The Preattentive Attribute of Hue
One of my favorite visualization techniques to use is adding the preattentive attribute of hue, or color, to draw attention to a particular data point, or story, within a larger chart or dashboard.
Preattentive processing is the immediate cognitive experience of processing the visual world before our higher brain is even consciously aware of what we saw. It happens within milliseconds.
Colin Ware, author of Information Visualization and Visual Thinking, states that if we follow perception-based rules, we can present our data in such a way that the important and informative patterns stand out.
Hue, or color, is one preattentive attribute that is highly effective in data visualizations.
The ProjectHealthViz for August was a the data set about healthcare spending in the OECD countries. Almost everyone this month used color to highlight the United States as a huge outlier in their spending on healthcare.
In my viz, I used a very saturated purple to distinguish the United States from the other countries (in light gray). I also used a more saturated gray to help the OECD average stand out, but not enough to compete with the purple of the United States.
I also tried to follow the 60-30-10 rule of applying color that artists often use. When considering color, your primary color should dominate 60% of your viz, 30% should be dedicated to the secondary color, and 10% allocated carefully to an accent color which is the color that will highlight important information in your visual.
In my viz, 60% is green (background and title text), 30% is gray (paragraph text and lines), and 10% is purple (main title and highlight on one country).
Using this principle, you can direct attention and ensure that you are using color with the right intentions – to show the data.
I hope that was helpful!
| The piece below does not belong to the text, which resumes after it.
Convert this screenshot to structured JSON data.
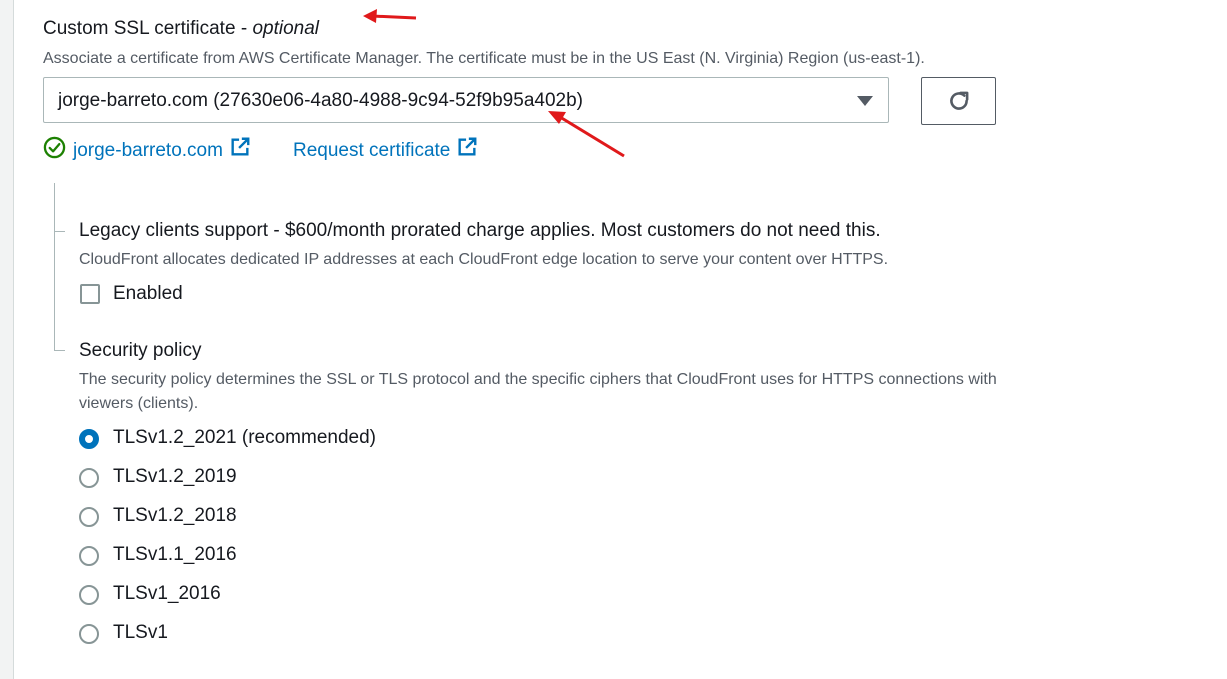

Check out all the other awesome submissions from August. You can find the links to them via the Submission Tracker.